Would you show every line from the records that holds "executable"?

> [Material for this task]
◇ ◇ ◇ ◇

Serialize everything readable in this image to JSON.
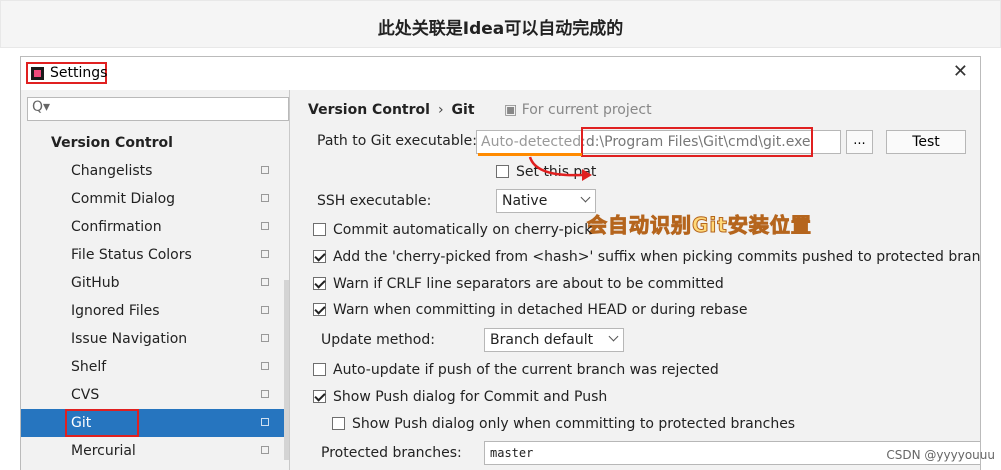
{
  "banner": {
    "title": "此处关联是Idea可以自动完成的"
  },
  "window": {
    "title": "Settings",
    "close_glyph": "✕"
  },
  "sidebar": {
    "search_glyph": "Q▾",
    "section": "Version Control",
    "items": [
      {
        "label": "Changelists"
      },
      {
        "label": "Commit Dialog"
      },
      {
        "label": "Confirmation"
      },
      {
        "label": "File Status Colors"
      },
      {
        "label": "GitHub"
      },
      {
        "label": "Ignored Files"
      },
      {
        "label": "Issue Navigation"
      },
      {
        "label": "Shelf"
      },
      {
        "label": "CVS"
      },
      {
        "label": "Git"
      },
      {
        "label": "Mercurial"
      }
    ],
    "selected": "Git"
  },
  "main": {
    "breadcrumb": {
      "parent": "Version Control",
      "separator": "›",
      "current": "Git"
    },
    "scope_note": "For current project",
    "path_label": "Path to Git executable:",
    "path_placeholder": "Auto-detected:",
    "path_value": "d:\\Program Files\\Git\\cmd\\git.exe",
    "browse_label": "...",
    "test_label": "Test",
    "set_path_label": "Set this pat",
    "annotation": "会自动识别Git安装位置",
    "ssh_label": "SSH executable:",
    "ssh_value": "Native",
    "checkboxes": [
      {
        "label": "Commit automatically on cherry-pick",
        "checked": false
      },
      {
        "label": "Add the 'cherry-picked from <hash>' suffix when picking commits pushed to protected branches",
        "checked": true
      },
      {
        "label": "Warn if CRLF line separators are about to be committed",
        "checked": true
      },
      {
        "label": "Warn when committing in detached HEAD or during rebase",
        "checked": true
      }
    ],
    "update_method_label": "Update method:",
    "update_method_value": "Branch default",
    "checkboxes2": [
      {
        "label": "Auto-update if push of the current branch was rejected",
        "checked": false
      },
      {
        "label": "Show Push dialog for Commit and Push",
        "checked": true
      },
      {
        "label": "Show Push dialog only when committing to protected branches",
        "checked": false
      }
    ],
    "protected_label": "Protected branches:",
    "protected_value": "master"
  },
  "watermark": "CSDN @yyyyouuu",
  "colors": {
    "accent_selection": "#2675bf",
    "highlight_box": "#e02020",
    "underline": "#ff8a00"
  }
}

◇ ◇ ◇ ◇

> [Solved problem]
    "path_label": "Path to Git executable:",
    "ssh_label": "SSH executable:",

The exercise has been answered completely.